======== Material supplied

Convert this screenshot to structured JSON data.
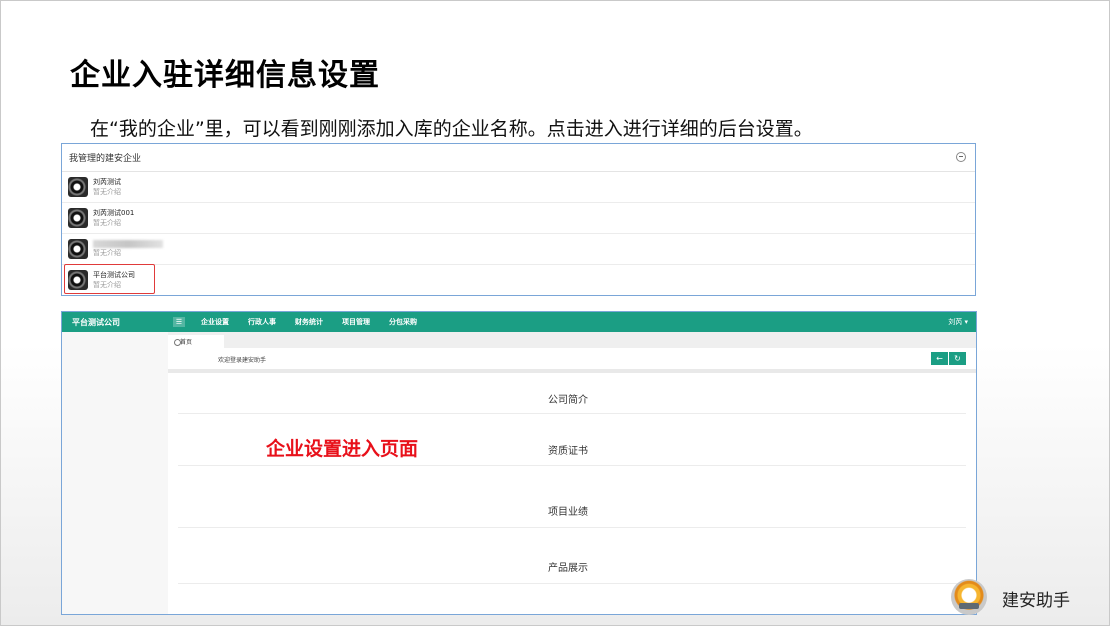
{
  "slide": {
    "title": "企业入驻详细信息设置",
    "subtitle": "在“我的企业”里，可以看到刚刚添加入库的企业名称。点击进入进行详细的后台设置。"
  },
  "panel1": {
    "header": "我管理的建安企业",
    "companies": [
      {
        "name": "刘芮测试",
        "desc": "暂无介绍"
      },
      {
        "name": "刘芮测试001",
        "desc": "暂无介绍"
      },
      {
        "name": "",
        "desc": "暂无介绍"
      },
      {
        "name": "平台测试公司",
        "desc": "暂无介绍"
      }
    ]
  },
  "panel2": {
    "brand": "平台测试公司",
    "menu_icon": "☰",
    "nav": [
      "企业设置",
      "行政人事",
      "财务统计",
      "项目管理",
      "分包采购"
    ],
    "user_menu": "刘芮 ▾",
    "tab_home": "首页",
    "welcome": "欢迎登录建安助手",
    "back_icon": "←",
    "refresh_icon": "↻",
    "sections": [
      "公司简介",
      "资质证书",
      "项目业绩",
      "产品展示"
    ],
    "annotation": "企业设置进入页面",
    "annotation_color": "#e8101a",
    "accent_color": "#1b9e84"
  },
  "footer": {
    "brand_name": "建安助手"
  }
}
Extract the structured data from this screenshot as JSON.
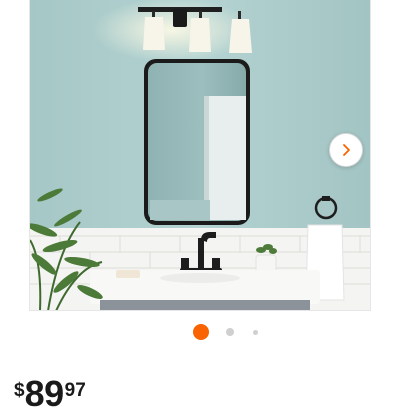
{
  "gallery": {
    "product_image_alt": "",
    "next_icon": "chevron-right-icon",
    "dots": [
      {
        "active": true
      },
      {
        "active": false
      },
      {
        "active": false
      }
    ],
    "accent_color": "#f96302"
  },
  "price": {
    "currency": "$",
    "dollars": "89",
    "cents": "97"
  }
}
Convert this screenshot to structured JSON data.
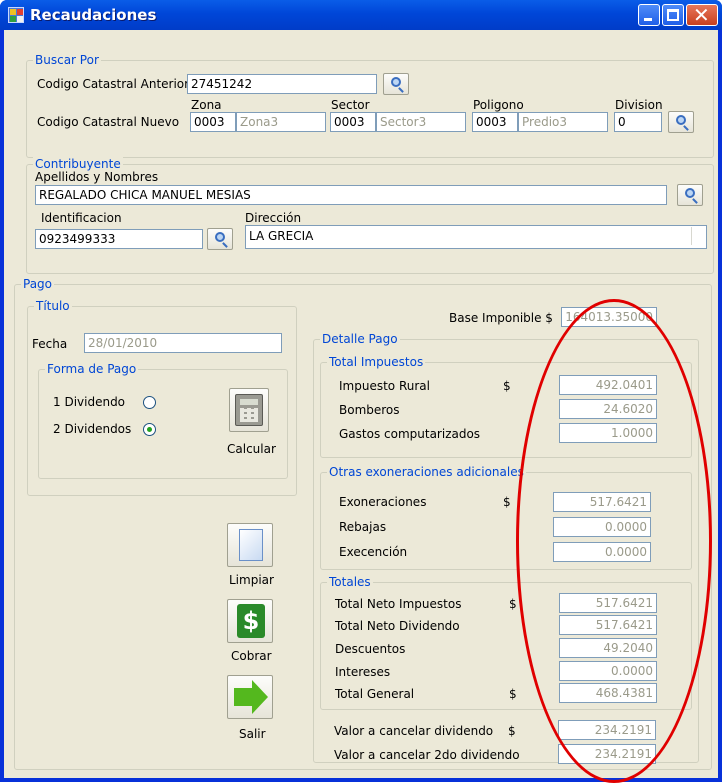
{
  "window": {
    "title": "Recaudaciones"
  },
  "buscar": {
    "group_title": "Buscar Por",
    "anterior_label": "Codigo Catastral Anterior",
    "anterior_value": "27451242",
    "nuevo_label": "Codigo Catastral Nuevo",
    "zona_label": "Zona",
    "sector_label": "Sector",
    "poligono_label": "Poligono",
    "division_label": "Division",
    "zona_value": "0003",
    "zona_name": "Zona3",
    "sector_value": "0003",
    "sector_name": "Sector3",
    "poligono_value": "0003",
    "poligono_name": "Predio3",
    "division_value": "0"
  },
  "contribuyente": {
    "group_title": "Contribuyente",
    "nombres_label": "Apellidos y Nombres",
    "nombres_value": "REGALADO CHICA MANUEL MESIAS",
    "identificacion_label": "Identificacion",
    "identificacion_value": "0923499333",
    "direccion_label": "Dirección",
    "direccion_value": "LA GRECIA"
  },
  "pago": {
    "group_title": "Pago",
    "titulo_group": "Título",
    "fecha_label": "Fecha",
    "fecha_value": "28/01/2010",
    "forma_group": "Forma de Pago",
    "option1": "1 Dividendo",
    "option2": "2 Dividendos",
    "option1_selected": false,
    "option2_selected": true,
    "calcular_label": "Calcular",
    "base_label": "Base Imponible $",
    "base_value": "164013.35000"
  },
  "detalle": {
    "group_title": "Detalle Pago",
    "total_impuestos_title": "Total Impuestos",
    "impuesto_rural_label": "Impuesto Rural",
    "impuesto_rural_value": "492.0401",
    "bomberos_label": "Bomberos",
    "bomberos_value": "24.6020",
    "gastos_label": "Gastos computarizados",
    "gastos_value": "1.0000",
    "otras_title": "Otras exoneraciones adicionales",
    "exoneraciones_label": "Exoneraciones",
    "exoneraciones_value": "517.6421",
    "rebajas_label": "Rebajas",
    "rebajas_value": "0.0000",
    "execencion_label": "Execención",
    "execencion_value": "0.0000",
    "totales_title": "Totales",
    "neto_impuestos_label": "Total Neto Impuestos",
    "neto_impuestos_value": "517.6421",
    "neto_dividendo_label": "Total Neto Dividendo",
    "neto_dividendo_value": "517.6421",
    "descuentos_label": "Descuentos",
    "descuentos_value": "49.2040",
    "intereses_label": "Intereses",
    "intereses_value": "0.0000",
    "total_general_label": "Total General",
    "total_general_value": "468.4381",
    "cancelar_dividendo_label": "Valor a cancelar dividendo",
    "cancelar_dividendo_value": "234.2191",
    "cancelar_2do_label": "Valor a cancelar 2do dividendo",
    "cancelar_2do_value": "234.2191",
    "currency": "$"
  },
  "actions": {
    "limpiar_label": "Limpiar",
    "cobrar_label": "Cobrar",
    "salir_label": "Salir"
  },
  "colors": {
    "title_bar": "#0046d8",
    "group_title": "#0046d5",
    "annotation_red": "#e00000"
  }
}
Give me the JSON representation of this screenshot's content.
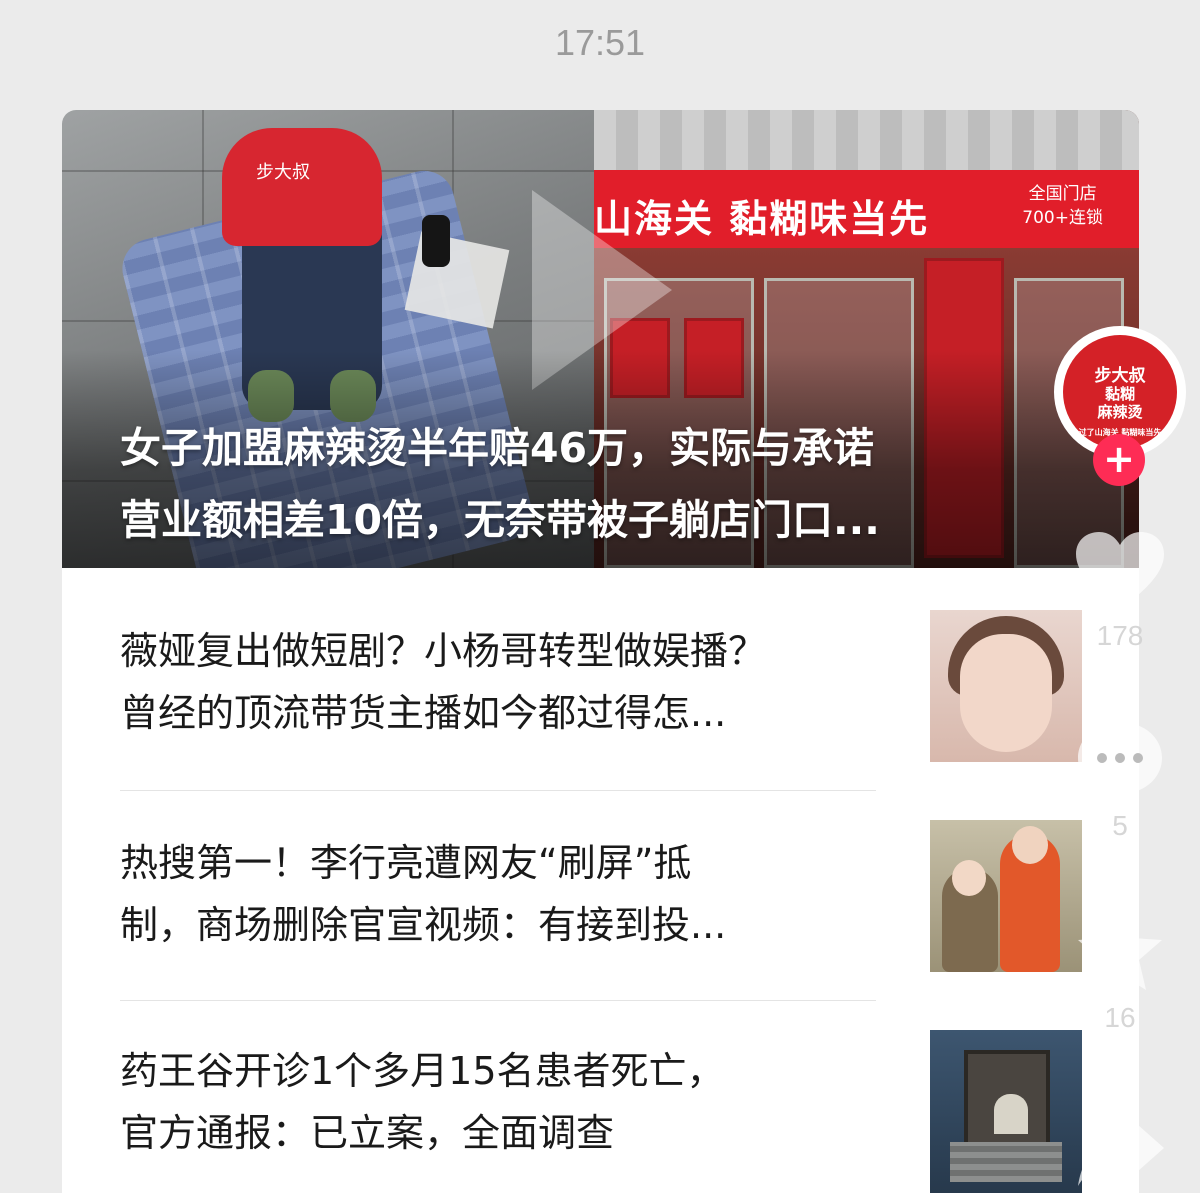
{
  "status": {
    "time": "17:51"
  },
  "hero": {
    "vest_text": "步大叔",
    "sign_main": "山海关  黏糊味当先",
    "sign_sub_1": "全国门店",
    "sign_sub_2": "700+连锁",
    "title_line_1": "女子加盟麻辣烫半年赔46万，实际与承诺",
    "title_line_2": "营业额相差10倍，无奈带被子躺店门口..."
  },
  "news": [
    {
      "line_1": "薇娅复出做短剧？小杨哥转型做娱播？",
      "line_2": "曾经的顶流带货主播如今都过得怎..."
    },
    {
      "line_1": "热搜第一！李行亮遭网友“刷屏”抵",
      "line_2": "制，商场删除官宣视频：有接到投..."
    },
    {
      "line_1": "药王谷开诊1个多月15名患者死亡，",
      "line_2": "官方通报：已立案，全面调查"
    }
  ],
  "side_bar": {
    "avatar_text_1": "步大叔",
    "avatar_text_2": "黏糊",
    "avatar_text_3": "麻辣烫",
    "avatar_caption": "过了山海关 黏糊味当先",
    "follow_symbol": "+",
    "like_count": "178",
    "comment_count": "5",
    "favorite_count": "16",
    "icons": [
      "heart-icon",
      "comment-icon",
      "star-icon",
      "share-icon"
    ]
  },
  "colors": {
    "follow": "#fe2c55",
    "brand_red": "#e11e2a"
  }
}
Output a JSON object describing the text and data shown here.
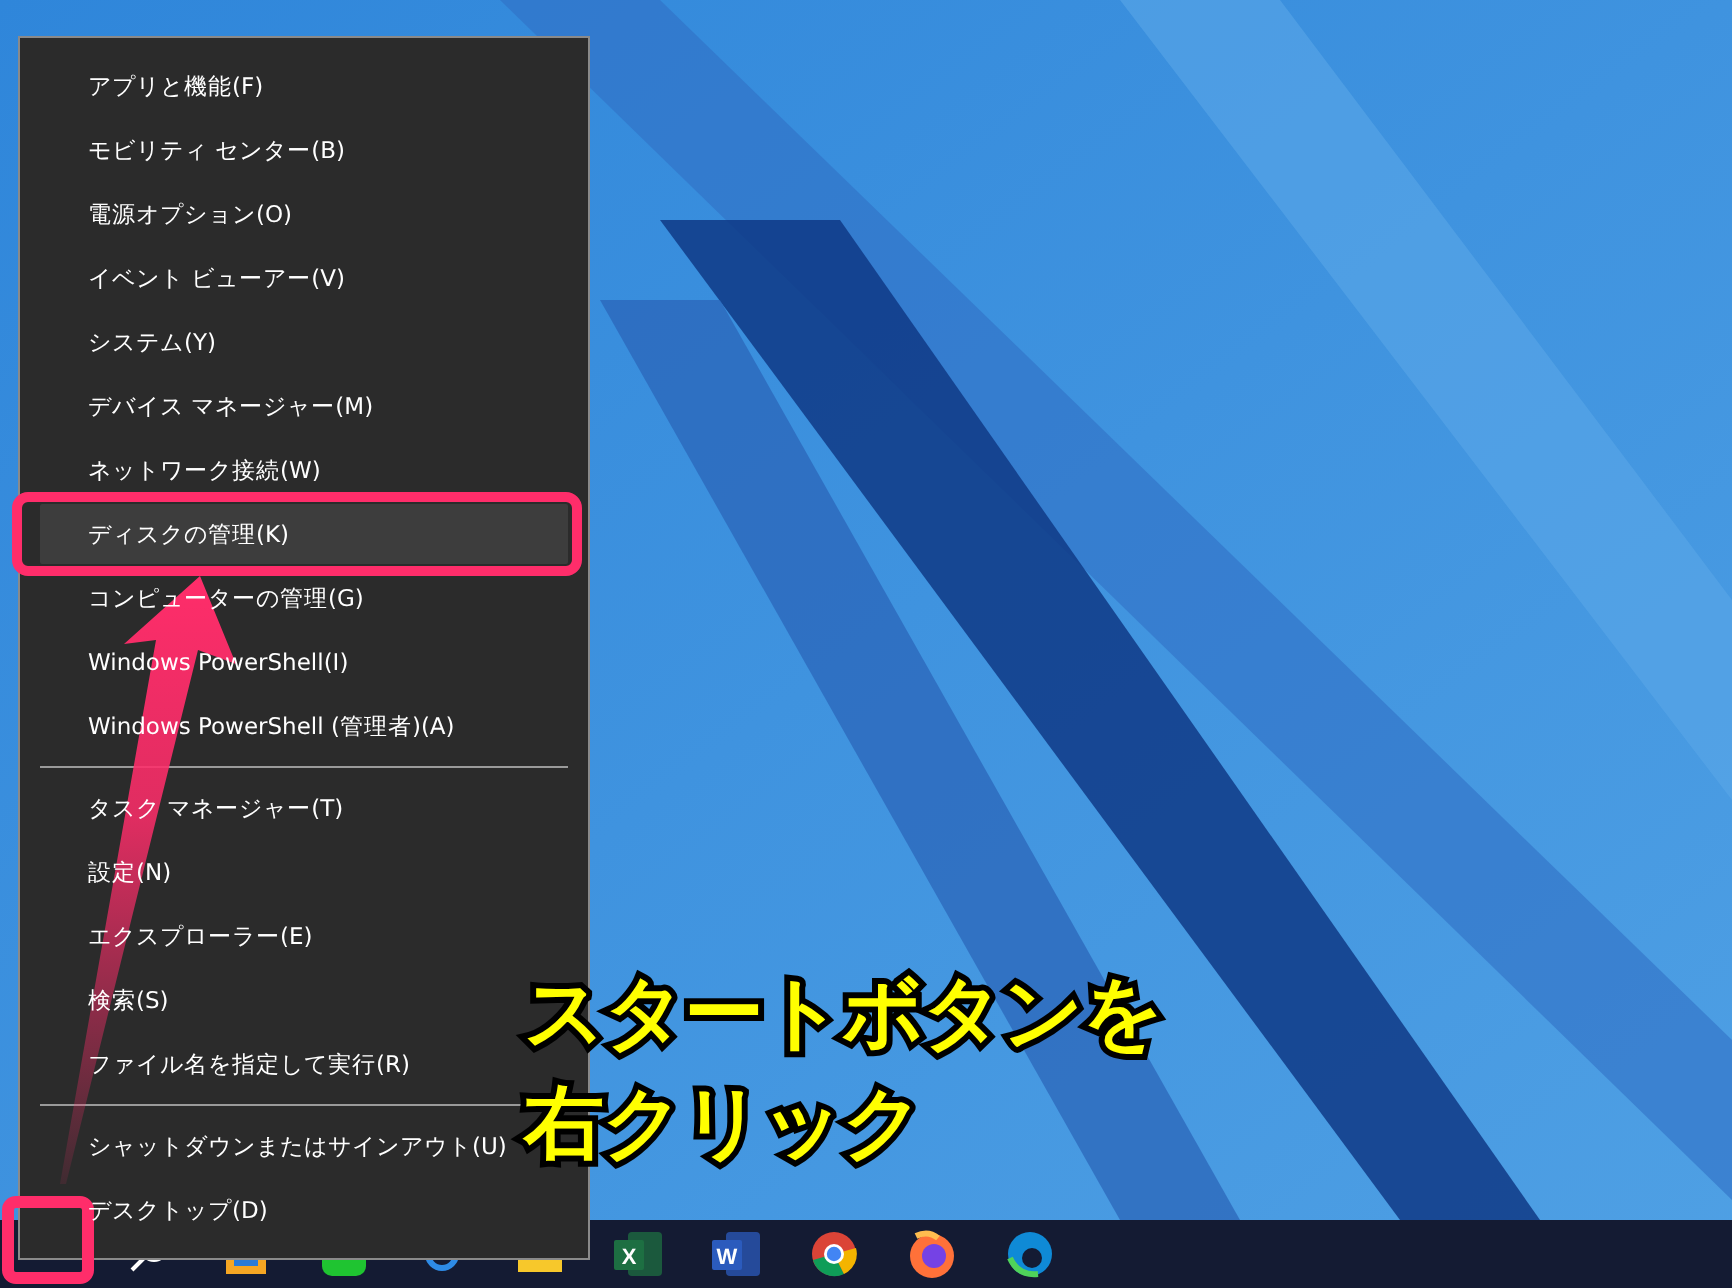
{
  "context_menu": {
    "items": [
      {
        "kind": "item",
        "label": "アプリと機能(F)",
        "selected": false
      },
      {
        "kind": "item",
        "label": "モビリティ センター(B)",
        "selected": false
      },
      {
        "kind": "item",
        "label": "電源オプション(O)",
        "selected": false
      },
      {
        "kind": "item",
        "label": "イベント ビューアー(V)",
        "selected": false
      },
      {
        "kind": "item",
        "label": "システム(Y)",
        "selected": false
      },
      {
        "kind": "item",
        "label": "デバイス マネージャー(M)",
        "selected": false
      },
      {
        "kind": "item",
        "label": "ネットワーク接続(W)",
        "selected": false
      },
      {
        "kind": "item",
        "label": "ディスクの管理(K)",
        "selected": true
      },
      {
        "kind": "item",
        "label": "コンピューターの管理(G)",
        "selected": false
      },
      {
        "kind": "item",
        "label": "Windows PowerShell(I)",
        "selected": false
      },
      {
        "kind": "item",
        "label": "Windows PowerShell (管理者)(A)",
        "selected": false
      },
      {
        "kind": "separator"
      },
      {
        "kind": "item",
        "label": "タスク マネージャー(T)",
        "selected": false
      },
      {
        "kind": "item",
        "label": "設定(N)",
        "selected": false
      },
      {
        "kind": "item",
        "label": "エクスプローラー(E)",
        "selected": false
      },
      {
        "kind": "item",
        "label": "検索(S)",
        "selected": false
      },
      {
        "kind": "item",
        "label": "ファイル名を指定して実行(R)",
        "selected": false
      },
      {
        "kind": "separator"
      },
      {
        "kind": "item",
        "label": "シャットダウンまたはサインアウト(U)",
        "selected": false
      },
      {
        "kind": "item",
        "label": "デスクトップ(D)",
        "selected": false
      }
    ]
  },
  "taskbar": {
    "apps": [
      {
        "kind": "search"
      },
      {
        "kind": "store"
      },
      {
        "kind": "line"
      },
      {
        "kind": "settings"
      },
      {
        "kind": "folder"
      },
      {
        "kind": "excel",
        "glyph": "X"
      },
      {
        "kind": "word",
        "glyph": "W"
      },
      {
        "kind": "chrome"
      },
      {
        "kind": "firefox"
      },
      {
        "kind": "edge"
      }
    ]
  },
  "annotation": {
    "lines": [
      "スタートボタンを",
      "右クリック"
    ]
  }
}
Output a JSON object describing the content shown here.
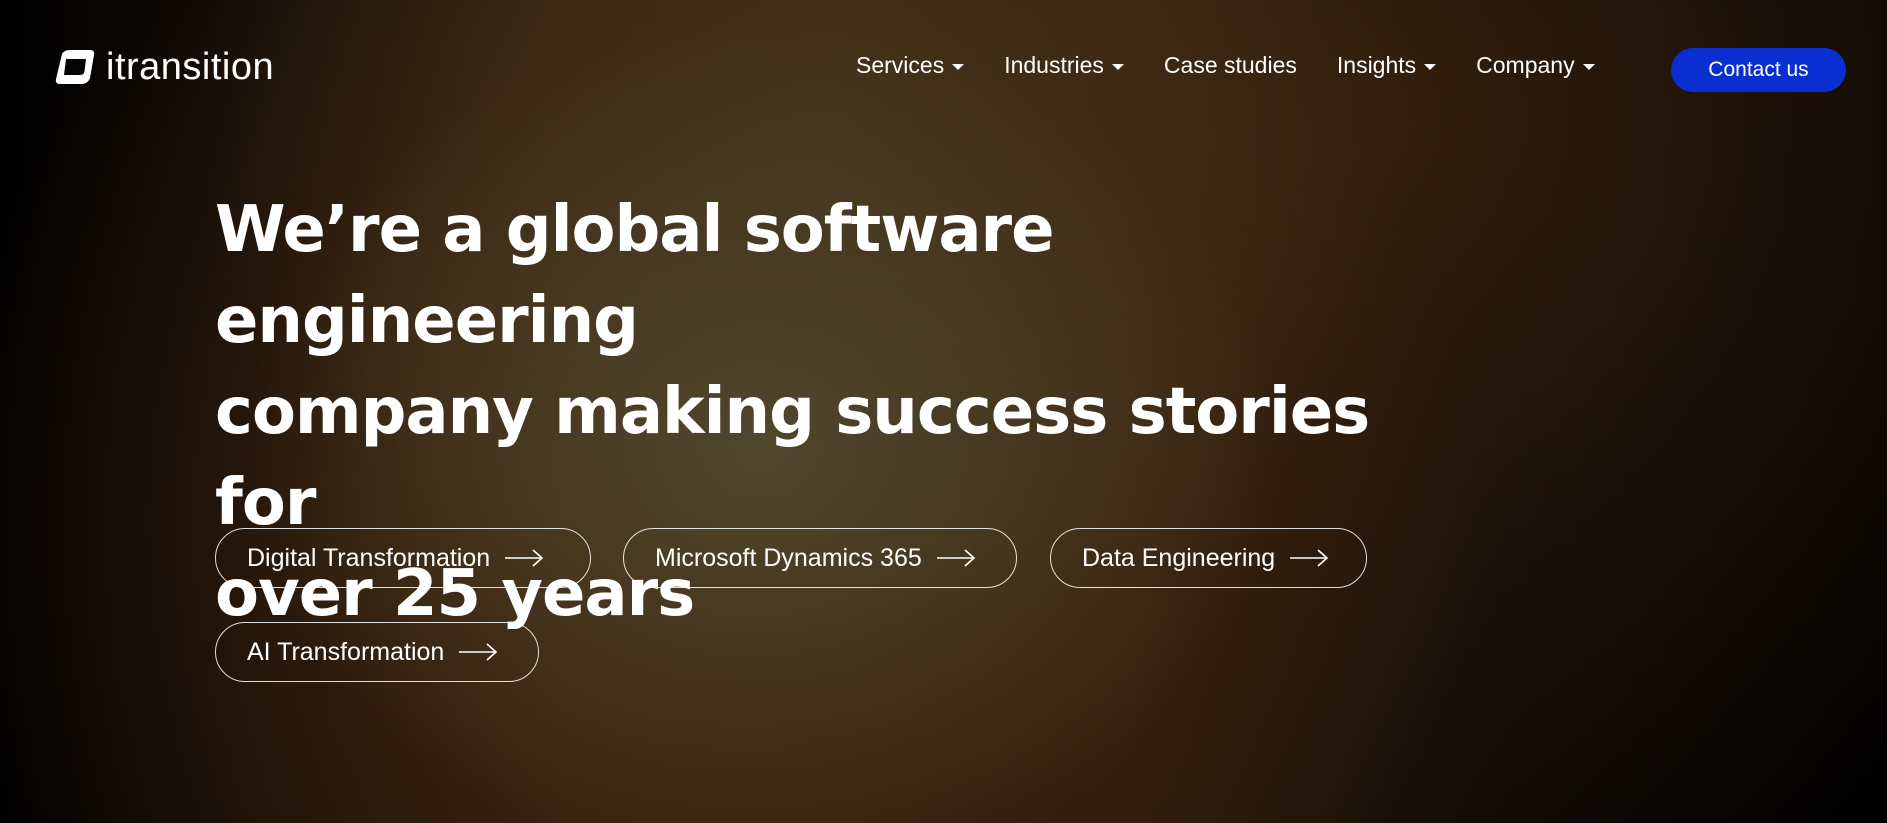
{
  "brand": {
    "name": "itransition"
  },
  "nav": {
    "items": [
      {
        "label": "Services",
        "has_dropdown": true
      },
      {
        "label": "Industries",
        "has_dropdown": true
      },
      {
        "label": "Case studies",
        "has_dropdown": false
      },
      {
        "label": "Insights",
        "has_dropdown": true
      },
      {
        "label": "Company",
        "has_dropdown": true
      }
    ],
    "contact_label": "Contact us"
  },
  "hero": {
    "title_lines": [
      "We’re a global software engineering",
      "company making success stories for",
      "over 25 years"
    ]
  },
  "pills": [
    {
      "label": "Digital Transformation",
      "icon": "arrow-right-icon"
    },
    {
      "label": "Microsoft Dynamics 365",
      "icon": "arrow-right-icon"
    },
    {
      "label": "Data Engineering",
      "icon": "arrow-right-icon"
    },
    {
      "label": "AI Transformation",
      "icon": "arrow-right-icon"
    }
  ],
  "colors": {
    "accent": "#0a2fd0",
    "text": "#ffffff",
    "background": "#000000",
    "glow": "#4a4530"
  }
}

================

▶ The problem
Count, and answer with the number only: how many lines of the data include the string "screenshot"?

▶ Response to the task
4